Among the entries below, which lines include the string "JSON"? Show each one.

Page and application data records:
-=-=-=-=-

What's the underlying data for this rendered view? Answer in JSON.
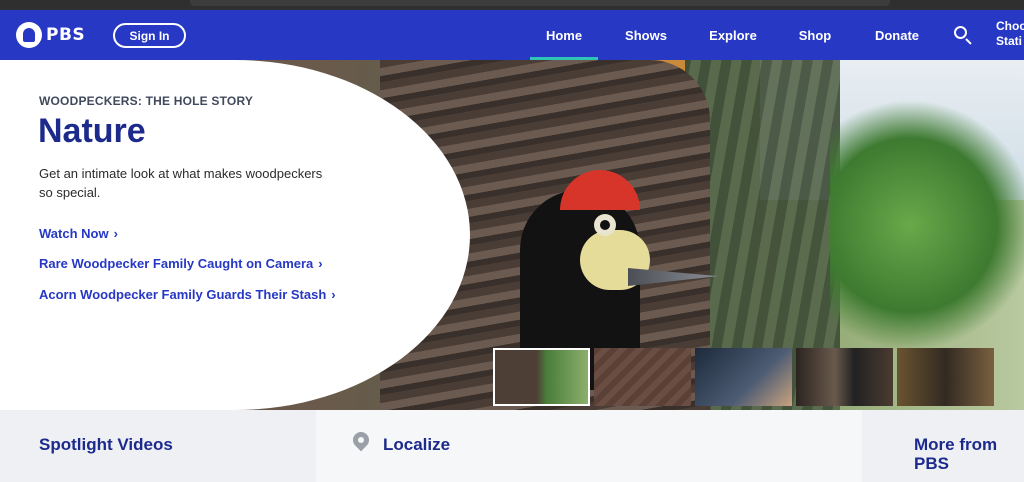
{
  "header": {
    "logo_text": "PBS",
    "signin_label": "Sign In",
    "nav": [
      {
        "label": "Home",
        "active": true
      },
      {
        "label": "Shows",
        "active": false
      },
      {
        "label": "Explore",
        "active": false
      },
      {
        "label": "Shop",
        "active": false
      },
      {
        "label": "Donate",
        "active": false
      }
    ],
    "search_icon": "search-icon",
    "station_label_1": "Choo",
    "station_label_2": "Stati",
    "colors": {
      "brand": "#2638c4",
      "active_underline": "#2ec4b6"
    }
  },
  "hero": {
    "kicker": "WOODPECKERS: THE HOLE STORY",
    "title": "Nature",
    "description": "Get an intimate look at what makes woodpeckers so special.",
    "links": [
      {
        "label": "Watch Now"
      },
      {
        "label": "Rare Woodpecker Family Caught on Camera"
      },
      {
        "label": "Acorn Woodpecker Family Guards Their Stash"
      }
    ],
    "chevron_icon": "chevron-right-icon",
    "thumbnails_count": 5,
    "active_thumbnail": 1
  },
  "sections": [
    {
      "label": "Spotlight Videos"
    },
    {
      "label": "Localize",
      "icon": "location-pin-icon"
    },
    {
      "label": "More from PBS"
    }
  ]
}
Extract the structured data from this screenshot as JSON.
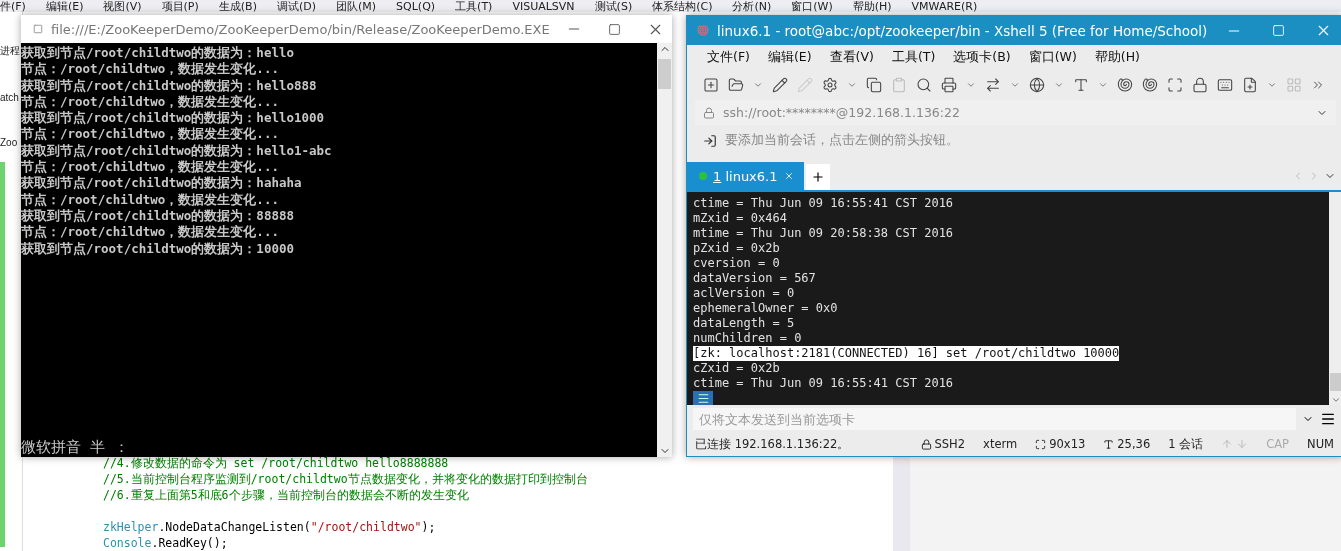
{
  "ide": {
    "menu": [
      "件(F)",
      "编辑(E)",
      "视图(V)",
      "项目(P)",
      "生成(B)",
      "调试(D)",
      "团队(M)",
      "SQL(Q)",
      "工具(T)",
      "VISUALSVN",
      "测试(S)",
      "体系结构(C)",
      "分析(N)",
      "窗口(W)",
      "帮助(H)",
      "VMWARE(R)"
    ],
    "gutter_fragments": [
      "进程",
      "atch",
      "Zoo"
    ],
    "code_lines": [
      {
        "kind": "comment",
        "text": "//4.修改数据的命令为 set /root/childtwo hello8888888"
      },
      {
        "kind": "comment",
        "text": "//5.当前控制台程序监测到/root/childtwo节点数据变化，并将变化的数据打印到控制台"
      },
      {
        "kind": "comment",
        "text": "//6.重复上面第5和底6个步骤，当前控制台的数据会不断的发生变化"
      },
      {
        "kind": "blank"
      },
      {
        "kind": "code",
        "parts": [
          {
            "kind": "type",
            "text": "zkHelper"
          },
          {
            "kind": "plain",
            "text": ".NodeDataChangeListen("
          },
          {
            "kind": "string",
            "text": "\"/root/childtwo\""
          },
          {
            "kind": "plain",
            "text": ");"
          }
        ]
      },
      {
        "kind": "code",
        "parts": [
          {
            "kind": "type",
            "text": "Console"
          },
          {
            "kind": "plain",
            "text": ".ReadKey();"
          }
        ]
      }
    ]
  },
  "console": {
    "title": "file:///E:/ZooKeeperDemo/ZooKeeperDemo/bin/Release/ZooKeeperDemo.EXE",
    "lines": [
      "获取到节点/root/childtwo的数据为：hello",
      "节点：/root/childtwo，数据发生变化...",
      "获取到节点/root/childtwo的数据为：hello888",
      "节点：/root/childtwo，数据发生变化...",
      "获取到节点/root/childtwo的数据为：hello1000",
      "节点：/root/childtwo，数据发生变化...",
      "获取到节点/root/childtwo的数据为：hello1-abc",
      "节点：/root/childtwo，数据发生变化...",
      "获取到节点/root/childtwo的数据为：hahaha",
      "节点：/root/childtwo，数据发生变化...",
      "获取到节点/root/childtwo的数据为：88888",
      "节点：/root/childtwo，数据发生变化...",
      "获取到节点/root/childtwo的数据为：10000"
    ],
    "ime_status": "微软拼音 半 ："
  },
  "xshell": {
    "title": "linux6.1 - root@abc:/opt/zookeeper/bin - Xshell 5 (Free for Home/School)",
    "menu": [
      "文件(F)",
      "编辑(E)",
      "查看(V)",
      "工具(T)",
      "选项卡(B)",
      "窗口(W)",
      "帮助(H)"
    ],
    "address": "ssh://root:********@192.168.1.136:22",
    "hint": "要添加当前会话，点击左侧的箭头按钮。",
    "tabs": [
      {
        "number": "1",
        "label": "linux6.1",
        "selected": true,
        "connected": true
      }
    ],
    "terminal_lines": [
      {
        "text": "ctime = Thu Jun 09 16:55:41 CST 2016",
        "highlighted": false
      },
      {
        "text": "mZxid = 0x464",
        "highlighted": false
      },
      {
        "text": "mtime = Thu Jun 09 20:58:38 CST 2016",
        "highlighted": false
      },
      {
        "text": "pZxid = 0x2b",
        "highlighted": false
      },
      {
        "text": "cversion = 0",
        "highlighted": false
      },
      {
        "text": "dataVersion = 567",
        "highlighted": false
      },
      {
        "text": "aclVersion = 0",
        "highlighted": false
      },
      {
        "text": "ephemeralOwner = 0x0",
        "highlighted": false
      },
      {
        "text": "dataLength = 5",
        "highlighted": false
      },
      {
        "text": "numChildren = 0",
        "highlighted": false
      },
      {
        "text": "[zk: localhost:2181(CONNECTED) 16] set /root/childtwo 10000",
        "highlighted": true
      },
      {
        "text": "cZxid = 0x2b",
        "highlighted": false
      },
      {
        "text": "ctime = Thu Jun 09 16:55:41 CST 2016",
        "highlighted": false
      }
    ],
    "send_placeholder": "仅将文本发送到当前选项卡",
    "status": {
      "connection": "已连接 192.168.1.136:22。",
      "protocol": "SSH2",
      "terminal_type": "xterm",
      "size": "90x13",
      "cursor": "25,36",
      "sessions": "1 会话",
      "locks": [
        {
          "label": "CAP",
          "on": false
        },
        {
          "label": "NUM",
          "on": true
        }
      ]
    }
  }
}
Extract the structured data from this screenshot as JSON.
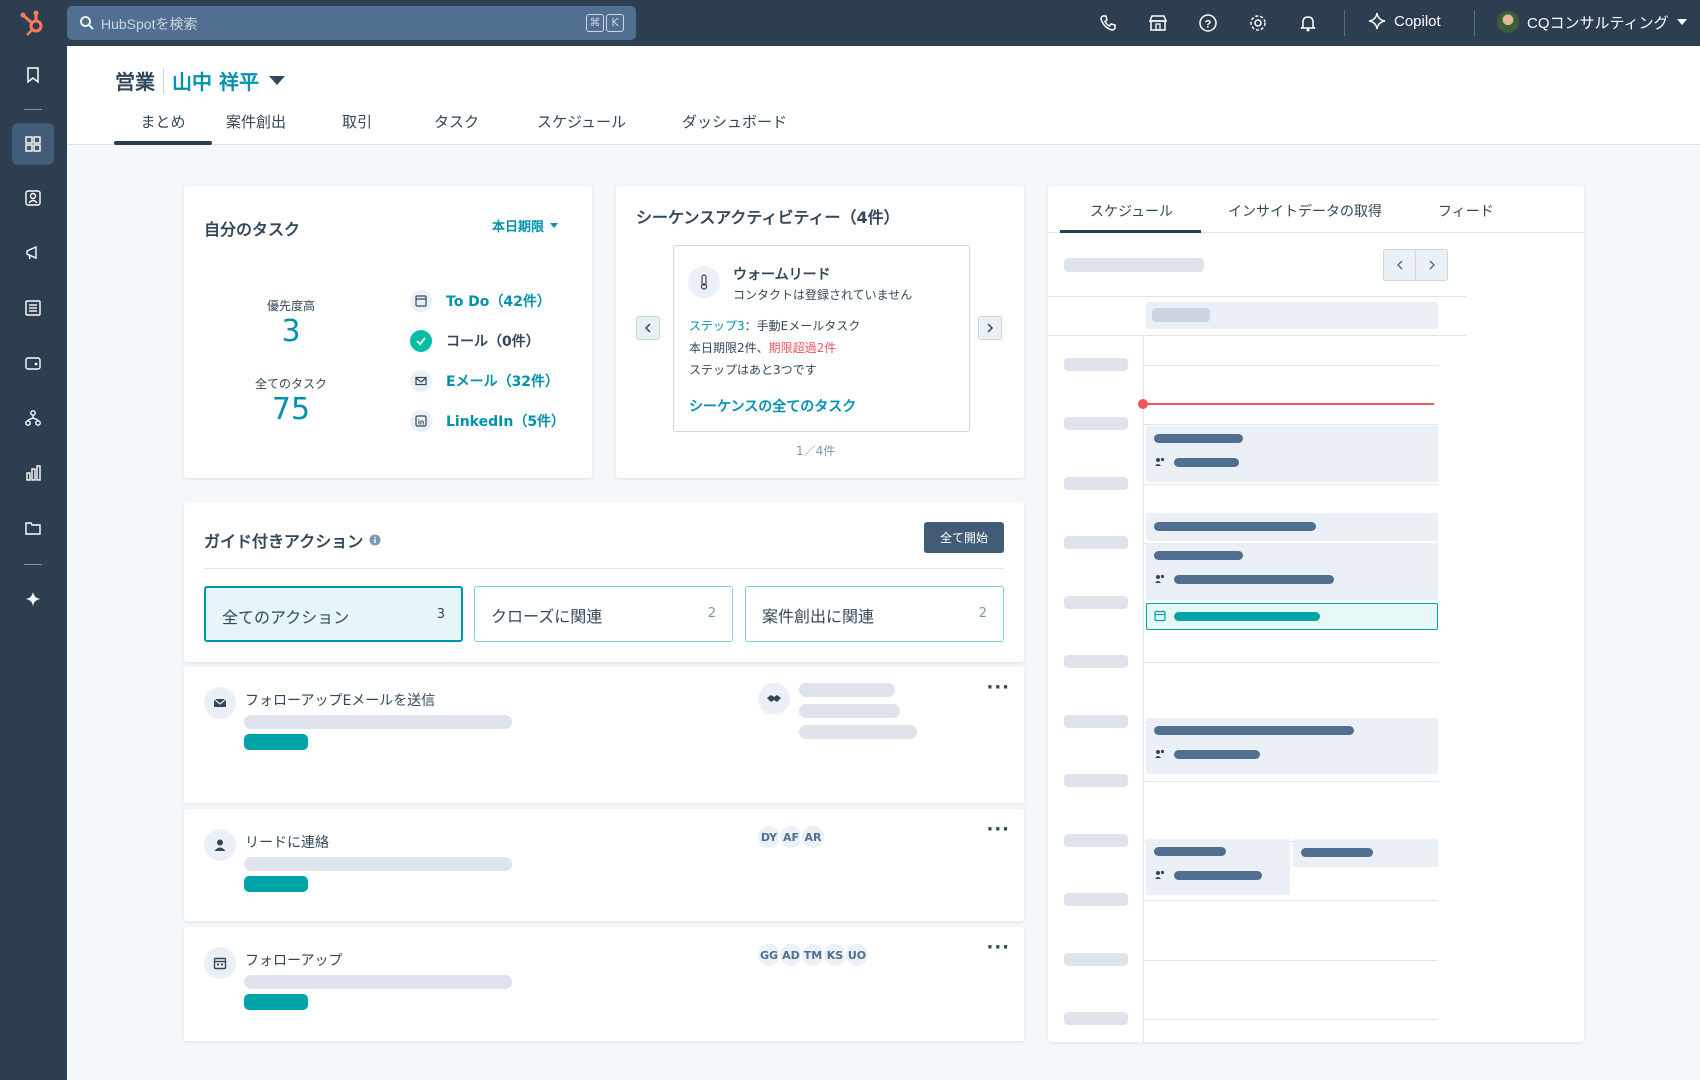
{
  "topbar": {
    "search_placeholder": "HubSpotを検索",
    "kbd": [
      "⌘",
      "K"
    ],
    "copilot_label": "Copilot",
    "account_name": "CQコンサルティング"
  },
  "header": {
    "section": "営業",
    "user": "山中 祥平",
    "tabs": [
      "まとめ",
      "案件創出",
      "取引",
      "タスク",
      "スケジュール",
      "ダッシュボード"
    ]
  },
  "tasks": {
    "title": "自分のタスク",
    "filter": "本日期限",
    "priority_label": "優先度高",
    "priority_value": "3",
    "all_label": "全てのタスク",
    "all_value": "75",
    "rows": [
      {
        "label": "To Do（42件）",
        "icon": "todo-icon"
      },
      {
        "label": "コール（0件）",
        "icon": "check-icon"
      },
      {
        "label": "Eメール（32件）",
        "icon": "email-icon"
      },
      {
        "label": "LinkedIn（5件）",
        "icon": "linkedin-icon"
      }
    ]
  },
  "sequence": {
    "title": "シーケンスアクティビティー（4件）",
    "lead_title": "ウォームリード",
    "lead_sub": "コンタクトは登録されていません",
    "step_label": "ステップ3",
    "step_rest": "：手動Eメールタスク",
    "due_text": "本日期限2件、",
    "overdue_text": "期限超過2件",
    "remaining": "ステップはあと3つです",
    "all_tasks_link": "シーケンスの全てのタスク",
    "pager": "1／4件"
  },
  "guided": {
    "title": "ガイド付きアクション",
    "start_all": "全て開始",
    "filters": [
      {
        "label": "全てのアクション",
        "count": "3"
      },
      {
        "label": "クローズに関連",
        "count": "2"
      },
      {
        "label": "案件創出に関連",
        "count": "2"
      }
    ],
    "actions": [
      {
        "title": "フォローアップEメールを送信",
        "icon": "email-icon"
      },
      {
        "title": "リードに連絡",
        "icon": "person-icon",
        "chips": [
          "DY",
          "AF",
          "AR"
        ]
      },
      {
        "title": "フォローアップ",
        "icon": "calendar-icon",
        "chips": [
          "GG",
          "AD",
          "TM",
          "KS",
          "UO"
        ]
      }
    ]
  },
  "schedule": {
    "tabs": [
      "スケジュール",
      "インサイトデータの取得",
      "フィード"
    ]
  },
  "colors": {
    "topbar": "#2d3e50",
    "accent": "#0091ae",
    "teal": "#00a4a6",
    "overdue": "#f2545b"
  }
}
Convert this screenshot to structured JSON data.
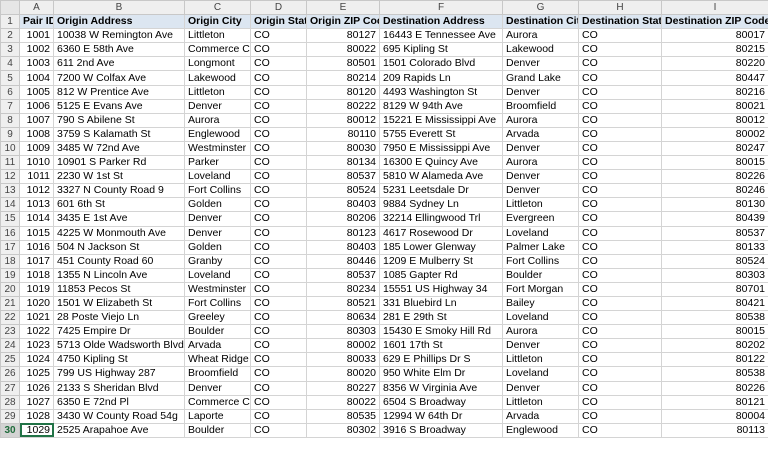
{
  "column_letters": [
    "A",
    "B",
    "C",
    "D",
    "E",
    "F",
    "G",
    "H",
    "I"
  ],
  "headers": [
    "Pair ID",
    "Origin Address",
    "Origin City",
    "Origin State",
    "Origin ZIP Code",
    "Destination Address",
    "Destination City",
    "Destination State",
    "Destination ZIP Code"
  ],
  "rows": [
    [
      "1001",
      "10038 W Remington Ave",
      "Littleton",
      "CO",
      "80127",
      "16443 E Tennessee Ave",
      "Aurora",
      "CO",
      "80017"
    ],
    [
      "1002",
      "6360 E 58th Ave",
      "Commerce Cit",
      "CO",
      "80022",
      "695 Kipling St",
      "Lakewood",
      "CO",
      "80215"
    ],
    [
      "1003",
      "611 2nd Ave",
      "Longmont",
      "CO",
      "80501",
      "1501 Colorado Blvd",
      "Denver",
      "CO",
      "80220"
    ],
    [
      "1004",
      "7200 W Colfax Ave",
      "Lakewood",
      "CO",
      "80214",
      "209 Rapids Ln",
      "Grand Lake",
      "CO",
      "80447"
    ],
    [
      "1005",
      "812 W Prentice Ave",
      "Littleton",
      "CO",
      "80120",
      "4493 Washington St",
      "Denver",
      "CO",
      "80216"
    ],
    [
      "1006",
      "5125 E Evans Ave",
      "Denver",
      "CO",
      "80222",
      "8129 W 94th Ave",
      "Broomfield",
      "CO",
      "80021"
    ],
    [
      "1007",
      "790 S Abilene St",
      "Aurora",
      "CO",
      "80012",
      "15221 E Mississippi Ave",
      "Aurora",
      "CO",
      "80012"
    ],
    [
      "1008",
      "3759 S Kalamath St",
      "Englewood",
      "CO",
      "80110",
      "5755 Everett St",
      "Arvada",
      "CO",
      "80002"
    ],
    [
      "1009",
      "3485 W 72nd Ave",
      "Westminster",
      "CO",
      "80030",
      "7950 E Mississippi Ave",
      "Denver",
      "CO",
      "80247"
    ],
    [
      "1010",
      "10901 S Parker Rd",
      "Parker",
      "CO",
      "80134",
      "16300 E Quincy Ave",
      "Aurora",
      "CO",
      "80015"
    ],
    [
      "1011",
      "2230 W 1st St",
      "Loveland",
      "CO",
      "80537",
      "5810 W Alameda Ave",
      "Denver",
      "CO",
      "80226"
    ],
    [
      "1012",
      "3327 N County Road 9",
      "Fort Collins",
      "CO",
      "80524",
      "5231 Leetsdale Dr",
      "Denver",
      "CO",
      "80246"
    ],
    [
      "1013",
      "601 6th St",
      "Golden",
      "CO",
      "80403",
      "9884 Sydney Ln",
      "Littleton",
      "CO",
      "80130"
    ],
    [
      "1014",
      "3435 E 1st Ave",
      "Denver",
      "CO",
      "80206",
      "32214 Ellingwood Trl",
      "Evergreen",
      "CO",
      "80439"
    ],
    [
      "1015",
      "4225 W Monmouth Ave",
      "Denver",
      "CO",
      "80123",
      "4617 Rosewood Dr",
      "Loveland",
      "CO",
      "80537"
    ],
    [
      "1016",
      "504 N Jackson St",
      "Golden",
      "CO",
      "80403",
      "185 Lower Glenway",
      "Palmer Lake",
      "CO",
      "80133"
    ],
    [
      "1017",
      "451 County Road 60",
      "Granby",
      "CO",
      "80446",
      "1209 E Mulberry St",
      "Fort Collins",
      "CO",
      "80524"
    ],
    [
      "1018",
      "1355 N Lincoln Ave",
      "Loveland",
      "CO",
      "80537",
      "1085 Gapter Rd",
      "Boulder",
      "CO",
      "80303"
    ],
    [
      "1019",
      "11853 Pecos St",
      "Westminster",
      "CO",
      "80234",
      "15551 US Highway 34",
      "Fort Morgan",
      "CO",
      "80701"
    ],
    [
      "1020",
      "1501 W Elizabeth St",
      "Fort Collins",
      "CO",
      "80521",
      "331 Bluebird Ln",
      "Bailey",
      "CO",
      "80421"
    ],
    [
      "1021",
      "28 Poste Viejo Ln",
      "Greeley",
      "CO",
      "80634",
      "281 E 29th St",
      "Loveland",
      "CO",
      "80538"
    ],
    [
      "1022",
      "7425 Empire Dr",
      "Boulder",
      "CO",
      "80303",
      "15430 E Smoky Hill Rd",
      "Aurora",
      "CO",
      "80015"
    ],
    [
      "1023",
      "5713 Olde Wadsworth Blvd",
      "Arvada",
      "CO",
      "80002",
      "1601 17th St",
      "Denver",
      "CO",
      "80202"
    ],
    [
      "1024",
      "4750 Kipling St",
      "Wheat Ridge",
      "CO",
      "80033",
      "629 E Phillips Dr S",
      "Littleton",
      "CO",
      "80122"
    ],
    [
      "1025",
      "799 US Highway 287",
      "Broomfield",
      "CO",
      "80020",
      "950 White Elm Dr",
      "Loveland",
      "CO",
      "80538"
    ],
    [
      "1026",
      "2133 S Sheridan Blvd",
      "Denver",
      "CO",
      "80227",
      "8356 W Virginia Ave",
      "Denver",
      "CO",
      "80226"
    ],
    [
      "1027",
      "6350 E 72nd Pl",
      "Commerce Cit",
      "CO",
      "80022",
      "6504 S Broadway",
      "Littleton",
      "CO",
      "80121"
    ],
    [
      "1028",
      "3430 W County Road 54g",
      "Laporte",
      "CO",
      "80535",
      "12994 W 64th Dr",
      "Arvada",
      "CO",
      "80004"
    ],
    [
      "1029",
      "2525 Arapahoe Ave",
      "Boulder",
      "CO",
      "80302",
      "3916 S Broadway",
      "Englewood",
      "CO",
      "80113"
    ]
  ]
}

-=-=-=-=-

__Expected output__.
What's the underlying data for this rendered view? Answer in JSON.
Extract the structured data from this screenshot as JSON.
Extract the structured data from this screenshot as JSON.
Convert this screenshot to structured JSON data.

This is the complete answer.